WA Museum chief executive Alec Coles saidthere was still too much regulation and too much averseness to risk, issues he didn’t feel the Government was trying to address.
Mr Coles said there were extraordinary stories of innovation in WA, but they needed to be brought to the surface. “All of the time we see incredible examples of people who innovate, we need to laud them and facilitate them,” he said. Mr Coles said the power of collaboration was also underestimated.
Gerard Daniels chief executive Alison Gainessaid there was an opportunity to create a talent brand in WA, similar to the tourism brand being mooted.
“WA has always been a hub for agricultural and mining innovation, and more recently health innovation,” she said.
Meanwhile, big sophisticated companies, with FMG being a flagship, were already bringing talent to WA to do interesting things. She said WA could therefore be promoted as a talent destination which, compared with other parts of the world, had relatively collaborative higher education institutions that were prepared to work together to get things done and to create skills that are really unique.
Telstra regional Australia executive Janet Barnes said recent research by her organisation on disrupting decision-making found that technology wasn’t necessarily the enabler.
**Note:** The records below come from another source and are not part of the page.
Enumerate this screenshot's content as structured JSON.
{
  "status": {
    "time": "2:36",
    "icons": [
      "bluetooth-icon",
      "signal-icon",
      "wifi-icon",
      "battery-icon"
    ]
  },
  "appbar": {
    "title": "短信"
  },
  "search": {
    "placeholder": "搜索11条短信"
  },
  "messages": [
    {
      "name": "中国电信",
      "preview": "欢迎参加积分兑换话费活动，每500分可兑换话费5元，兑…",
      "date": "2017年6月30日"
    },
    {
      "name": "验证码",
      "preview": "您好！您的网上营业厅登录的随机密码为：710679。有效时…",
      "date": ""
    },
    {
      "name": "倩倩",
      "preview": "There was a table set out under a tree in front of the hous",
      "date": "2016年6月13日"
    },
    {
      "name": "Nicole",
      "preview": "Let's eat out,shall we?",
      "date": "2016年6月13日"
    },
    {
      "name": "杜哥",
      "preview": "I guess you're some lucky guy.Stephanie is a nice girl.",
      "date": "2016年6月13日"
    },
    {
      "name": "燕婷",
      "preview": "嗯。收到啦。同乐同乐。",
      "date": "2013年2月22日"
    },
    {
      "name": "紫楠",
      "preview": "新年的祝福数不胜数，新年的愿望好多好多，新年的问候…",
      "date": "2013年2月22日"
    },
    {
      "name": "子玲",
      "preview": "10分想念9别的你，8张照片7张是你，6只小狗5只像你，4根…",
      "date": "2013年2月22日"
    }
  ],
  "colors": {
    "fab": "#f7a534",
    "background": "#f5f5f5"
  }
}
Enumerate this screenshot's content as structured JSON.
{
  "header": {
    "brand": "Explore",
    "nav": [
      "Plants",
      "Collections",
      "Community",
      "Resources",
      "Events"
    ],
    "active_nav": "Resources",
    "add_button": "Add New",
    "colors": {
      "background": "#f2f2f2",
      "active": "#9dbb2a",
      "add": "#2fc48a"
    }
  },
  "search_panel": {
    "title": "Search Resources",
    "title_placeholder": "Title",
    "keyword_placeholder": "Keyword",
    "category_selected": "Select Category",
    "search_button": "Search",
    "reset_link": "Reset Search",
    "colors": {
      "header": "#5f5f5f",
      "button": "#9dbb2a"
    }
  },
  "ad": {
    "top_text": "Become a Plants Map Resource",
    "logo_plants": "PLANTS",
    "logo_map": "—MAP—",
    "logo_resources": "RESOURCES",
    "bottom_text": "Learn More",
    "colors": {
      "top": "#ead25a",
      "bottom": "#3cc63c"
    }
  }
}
“Rather it is about the whole of the company being aligned behind a singular strategy vision, ensuring the people element, the processes and partnerships are in line,” she said. “The organisations that had a whole-of-company strategy — which only about 25 per cent of survey respondents actually did — were further progressed down the digital transformation journey.”